Recently unsealed court documents show that Campbell's 30-month sentence for a tax-evasion conviction was nearly cut short by his participation in a substance-abuse program for which he wasn't qualified. He had been moved into a halfway house earlier this year and, as credit for taking the program, was going to get an early release until federal prosecutors in Atlanta learned of it, The Atlanta Journal-Constitution reported Friday.
Campbell remains incarcerated at a low-security prison near Miami until Oct. 25. He had initially filed a legal action against the Bureau of Prisons for rescinding his early release. But that action ended shortly after documents emerged suggesting Campbell had exaggerated his alcohol dependency.
"Ultimately, Mr.Campbell agreed that the (bureau) had not acted beyond its authority and we reached an accord that resulted in Mr. Campbell dismissing his petition," Campbell's lawyer, Patricia Jean Kyle of Miami said in the Journal-Constitution article.
Britney Spears debuts 'Perfume' video

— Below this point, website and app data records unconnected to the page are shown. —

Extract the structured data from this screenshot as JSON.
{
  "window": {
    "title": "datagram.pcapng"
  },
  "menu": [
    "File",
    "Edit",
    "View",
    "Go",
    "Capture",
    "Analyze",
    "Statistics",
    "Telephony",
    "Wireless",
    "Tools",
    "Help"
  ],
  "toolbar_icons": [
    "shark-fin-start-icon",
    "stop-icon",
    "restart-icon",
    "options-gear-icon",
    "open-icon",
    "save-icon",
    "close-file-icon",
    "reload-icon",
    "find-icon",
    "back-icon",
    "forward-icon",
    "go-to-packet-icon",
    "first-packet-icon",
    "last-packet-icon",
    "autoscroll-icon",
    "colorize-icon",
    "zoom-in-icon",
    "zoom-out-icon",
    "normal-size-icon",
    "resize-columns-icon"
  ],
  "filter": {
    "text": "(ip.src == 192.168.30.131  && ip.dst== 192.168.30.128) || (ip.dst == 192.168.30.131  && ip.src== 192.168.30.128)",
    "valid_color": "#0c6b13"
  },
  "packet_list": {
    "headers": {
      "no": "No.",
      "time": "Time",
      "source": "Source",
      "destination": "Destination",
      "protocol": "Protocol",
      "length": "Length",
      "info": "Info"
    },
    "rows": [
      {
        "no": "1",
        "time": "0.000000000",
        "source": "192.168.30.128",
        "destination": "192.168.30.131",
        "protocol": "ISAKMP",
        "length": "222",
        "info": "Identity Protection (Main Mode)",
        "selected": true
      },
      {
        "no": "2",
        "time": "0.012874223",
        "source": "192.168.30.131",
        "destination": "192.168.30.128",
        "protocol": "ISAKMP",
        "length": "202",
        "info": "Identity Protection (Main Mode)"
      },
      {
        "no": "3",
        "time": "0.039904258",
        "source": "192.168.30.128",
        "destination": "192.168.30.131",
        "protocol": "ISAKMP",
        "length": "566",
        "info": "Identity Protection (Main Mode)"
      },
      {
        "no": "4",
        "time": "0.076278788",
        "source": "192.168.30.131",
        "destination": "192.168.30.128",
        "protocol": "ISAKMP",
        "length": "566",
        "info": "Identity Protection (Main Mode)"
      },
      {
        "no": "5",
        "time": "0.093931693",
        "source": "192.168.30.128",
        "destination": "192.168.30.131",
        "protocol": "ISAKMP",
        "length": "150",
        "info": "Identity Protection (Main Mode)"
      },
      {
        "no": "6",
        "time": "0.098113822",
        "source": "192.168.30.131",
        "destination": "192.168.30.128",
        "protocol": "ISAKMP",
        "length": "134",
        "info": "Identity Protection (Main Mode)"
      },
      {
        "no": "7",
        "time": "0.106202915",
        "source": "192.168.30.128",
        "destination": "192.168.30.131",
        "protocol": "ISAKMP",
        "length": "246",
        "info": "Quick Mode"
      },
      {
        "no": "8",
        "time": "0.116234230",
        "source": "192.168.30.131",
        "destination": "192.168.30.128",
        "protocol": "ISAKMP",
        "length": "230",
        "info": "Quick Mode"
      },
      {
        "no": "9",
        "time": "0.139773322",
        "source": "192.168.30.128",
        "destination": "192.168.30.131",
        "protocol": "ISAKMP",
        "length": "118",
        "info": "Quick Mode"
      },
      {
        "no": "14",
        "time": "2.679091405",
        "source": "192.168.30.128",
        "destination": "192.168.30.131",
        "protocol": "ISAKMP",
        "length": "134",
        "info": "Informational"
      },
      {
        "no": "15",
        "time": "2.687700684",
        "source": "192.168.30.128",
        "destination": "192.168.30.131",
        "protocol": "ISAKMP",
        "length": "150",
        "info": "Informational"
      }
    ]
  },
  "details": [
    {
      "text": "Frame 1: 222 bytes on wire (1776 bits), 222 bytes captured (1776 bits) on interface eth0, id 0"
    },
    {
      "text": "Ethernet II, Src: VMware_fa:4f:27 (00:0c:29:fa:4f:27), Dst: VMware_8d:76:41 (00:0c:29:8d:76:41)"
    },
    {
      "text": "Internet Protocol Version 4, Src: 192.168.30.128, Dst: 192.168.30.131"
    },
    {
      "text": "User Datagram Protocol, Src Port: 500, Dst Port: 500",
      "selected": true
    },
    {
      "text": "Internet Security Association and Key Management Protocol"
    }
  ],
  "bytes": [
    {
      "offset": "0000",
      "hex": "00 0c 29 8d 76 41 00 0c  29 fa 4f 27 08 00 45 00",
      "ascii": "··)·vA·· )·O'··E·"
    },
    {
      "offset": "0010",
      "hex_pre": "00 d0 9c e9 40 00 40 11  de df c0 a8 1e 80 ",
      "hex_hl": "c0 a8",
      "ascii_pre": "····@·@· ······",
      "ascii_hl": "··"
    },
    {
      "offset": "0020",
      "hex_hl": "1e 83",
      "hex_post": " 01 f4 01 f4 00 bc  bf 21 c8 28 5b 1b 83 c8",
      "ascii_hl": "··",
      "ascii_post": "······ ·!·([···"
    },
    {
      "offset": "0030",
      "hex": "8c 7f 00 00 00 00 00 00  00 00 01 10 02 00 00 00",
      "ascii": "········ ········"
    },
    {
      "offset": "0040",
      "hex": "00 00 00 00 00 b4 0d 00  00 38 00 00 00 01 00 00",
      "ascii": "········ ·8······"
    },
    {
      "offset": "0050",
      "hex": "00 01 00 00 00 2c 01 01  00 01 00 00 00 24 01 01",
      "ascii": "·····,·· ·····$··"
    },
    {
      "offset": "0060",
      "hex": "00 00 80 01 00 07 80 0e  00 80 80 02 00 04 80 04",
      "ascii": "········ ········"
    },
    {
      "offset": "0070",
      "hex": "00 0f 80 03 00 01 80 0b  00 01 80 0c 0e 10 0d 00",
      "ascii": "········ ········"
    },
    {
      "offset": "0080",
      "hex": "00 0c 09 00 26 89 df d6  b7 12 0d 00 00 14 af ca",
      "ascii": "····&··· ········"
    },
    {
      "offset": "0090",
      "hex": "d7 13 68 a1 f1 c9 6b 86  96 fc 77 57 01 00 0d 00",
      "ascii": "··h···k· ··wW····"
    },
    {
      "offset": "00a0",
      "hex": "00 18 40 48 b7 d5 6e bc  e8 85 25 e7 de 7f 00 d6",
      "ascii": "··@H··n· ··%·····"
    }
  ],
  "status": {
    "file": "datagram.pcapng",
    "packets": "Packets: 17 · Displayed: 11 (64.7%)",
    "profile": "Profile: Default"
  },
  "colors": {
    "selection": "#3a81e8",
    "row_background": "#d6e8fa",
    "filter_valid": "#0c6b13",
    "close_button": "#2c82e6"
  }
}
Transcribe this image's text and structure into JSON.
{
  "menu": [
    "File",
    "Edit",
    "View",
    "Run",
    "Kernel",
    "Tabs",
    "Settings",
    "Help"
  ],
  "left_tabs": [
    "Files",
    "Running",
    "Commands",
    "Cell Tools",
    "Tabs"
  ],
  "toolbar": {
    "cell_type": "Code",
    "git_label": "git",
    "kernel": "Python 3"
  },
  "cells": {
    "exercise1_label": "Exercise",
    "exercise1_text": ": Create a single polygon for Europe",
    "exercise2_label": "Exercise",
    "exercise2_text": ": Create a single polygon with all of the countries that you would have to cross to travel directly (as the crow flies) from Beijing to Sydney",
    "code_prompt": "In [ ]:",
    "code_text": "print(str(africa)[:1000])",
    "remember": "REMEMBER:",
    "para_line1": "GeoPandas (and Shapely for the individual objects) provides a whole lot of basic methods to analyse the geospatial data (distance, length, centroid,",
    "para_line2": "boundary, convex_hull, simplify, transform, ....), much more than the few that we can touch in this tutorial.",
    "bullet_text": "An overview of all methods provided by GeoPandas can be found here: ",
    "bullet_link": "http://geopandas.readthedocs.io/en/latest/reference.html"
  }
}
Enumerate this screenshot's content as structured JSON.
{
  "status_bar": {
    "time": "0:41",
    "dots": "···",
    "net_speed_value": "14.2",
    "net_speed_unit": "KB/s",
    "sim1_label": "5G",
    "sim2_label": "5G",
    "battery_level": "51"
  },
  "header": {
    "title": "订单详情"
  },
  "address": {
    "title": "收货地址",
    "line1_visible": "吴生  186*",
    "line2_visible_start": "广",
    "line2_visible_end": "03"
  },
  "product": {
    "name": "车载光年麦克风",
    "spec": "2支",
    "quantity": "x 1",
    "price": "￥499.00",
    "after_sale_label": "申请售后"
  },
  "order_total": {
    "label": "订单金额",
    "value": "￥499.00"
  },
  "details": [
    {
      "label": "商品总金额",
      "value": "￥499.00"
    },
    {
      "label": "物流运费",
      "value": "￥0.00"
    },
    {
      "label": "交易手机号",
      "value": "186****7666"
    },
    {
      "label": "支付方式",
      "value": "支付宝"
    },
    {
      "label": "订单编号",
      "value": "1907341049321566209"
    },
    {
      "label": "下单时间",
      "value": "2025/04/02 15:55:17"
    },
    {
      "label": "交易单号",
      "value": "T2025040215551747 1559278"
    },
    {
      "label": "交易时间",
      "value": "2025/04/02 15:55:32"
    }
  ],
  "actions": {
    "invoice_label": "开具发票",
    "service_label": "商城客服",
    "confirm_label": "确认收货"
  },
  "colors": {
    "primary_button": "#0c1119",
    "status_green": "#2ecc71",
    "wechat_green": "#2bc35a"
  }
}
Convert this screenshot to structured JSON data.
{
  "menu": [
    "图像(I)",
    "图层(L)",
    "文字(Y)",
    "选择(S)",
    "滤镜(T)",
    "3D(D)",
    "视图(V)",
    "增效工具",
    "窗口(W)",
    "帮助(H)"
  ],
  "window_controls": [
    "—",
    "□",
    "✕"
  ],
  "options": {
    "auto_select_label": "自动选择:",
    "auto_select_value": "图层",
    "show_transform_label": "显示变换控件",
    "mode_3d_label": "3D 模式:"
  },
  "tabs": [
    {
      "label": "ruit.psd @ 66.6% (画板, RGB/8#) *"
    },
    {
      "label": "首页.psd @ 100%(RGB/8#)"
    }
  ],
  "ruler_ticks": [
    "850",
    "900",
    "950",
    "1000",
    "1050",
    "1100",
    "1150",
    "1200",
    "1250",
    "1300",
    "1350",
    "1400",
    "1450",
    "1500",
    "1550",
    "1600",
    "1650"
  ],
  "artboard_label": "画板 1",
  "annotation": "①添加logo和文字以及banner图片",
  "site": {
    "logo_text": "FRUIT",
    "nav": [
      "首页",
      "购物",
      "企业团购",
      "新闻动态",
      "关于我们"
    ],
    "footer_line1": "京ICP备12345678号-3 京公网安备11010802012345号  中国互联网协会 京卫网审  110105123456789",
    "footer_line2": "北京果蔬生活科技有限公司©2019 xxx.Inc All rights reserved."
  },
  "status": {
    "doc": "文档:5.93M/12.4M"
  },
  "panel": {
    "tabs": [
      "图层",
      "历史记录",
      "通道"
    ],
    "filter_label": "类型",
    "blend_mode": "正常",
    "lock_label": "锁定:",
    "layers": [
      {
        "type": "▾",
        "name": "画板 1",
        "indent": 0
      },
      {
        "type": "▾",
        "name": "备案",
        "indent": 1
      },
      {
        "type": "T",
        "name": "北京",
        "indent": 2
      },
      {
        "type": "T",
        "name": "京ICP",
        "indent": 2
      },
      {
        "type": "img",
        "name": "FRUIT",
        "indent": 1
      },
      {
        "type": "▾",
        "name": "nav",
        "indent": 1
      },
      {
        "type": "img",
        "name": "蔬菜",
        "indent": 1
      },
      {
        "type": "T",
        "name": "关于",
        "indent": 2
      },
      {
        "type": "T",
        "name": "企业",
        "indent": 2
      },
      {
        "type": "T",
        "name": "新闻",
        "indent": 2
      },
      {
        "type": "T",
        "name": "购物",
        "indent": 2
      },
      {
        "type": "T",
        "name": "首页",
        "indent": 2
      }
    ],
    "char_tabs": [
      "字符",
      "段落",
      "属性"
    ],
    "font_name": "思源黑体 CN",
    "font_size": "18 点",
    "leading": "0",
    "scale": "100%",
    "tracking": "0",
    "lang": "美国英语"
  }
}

Wisconsin business offering 'therapeutic cuddling' forced to close